I am referring to the fiasco surrounding the Roger Dudman way development, where a vital report from the City Council Heritage Officer was suppressed by the city council planning department after 1.5m of the apex of the roof was removed, as if this answered the concerns, which it did not at all, soil contamination surveys were not carried out, an Environmental Impact Assessment was deemed uneccessary (by the planning dept), which included a lighting survey and the impact on the view, trees were said to be able to be planted where they cannot, the plans were misleading in that they showed the view cone (meant to be protected) would not be affected, which it is, severely, the wording of the report said that the buildings would be visible as ‘glimpses from parts of the Meadow’, consultation which was said to have taken place did not. The whole things was pushed through on the basis of a number of misleading statements and pictures. Now the planning department is standing by it despite the errors and misleading statements made by them. With the proposed Blavatnik building on Walton St the proposal is for a building far taller than should be approved according to City Council documents and yet planning officers have not required it to be lowered, again drawings are misleading, local people not consulted (except in as far as local people have taken it upon themselves to spread the word and organise a meeting), and there appears already to be a bias in favour of approval, although given the level of publickly expressed discomfort this may change.
Re the Roger Dudman way buildings; a legal challenge against teh City Council is currently ongoing.
I hope this is helpful.
With best wishes,
Sushila

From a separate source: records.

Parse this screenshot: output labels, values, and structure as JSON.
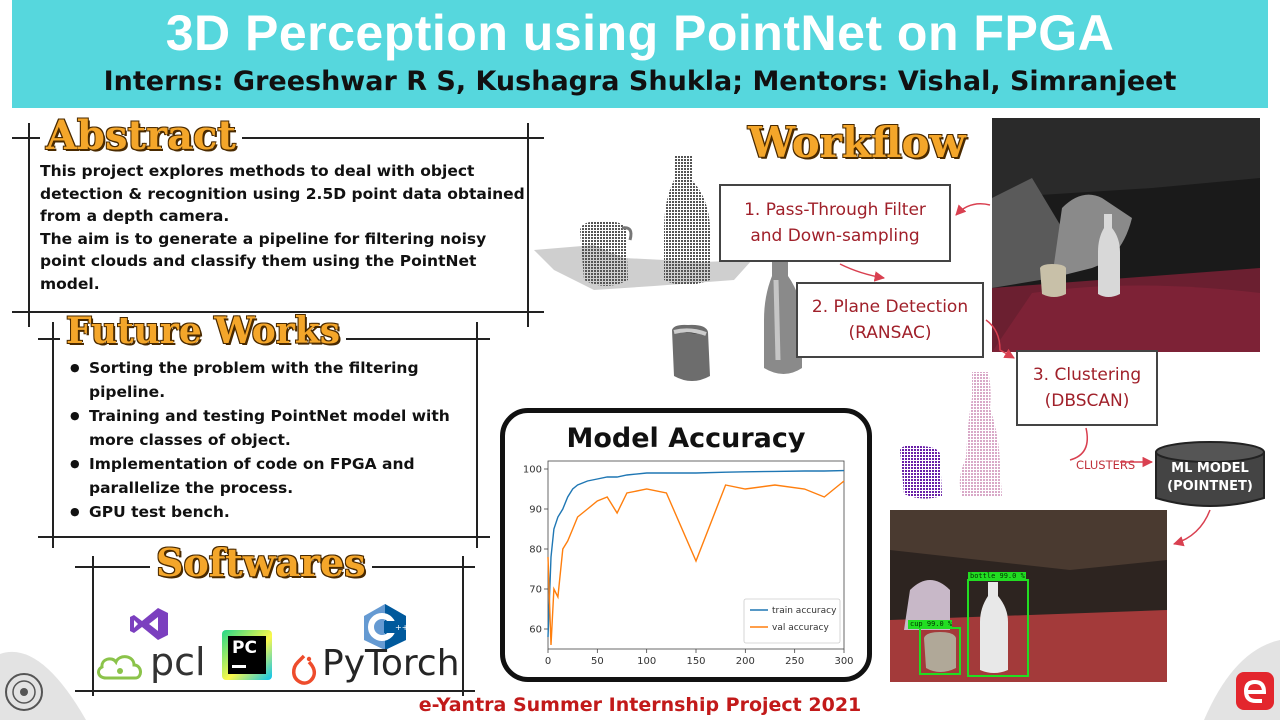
{
  "header": {
    "title": "3D Perception using PointNet on FPGA",
    "subtitle": "Interns: Greeshwar R S, Kushagra Shukla; Mentors: Vishal, Simranjeet"
  },
  "abstract": {
    "heading": "Abstract",
    "paragraph1": "This project explores methods to deal with object detection & recognition using 2.5D point data obtained from a depth camera.",
    "paragraph2": "The aim is to generate a pipeline for filtering noisy point clouds and classify them using the PointNet model."
  },
  "future_works": {
    "heading": "Future Works",
    "items": [
      "Sorting the problem with the filtering pipeline.",
      "Training and testing PointNet model with more classes of object.",
      "Implementation of code on FPGA and parallelize the process.",
      "GPU test bench."
    ]
  },
  "softwares": {
    "heading": "Softwares",
    "logos": [
      "visual-studio-icon",
      "pcl-logo",
      "pycharm-icon",
      "cpp-icon",
      "pytorch-logo"
    ],
    "pcl_text": "pcl",
    "pycharm_text": "PC",
    "cpp_text": "C",
    "pytorch_text": "PyTorch"
  },
  "model_accuracy": {
    "title": "Model Accuracy"
  },
  "workflow": {
    "heading": "Workflow",
    "step1": "1. Pass-Through Filter and Down-sampling",
    "step2": "2. Plane Detection (RANSAC)",
    "step3": "3. Clustering (DBSCAN)",
    "clusters_label": "CLUSTERS",
    "ml_model": "ML MODEL (POINTNET)",
    "detection_label_1": "bottle 99.0 %",
    "detection_label_2": "cup 99.0 %"
  },
  "footer": {
    "text": "e-Yantra Summer Internship Project 2021"
  },
  "colors": {
    "header_bg": "#56d7dd",
    "heading_orange": "#f4a62a",
    "step_text": "#a0202a",
    "footer_red": "#c21a1a",
    "train": "#1f77b4",
    "val": "#ff7f0e"
  },
  "chart_data": {
    "type": "line",
    "title": "Model Accuracy",
    "xlabel": "",
    "ylabel": "",
    "xlim": [
      0,
      300
    ],
    "ylim": [
      55,
      102
    ],
    "xticks": [
      "0",
      "50",
      "100",
      "150",
      "200",
      "250",
      "300"
    ],
    "yticks": [
      "60",
      "70",
      "80",
      "90",
      "100"
    ],
    "legend_position": "bottom-right",
    "series": [
      {
        "name": "train accuracy",
        "color": "#1f77b4",
        "x": [
          0,
          3,
          6,
          10,
          15,
          20,
          25,
          30,
          40,
          50,
          60,
          70,
          80,
          100,
          120,
          150,
          180,
          200,
          230,
          260,
          280,
          300
        ],
        "values": [
          58,
          78,
          85,
          88,
          90,
          93,
          95,
          96,
          97,
          97.5,
          98,
          98,
          98.5,
          99,
          99,
          99,
          99.2,
          99.3,
          99.4,
          99.5,
          99.5,
          99.6
        ]
      },
      {
        "name": "val accuracy",
        "color": "#ff7f0e",
        "x": [
          0,
          3,
          6,
          10,
          15,
          20,
          25,
          30,
          40,
          50,
          60,
          70,
          80,
          100,
          120,
          150,
          180,
          200,
          230,
          260,
          280,
          300
        ],
        "values": [
          78,
          56,
          70,
          68,
          80,
          82,
          85,
          88,
          90,
          92,
          93,
          89,
          94,
          95,
          94,
          77,
          96,
          95,
          96,
          95,
          93,
          97
        ]
      }
    ]
  }
}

On Mon, Apr 22, 2013 at 11:48 PM, MIKE MAGEE <mike.magee@btinternet.com> wrote:
Hi Sushila, and thanks for bunging your leaflet into Mill Street, which is where I live at number 27  as a registered voter.

When you say that the Labour dominated City Council “appears inept or corrupt”, can you give me some more evidence, please?

If the officers are corrupt, I would like to have them prosecuted for what they are doing for Oxford.

I look forward to your reply.

Mike Magee

The ballad of Roger Dudman Way

Where there’s a will, there is a lay.
So starts this wee tale of Roger Dudman Way.

Mick's Cafe, the Botley Road
Head west from Domino’s, through the tunnel of love,
Be shaken, if not stirred by rattling freight trains above,
And, flanked by Mick’s Café and the YHA
See the new glory that’s called the Roger Dudman’s Way.
Mick’s Café has shut, I am sorry to say.
‘Twas the jewel in the crown of Roger Dudman’s Way.

As you beat your way towards pastures new,
You’ll see Oxford Station and, this is certainly true,
You’ll see five storeys hove into view.

This is the Great Wall of Roger Dudman’s Way,
Blocking Port Meadow, or that is what they say.
The structure’s for students, and not really for geese;
They will have to soar high to stay in one piece.

Roger Dudman, the man who inspired the route
Was Lord Mayor of Oxford, and a leftie, to boot.
Of Dudman’s life we know little, it’s true,
But he held a grand post so was one of the few
To wear the great chain, and preceded by mace
Trouped through the town with consummate grace.

The latest Lord Mayor fell flat on his face,
For saying the word “sexy” that’s quite a disgrace.

And so we conclude this Dudman paeon,
To celebrate the daze of the Dudman aeon,
With hymns and raptures day by every day
To celebrate Mr Dudman  and his now famous Way!

Adrian James (50) designs new Travelodge

http://www.oxfordmail.co.uk/news/yourtown/oxford/10155192.Architects_vie_to_put_train_station_on_map/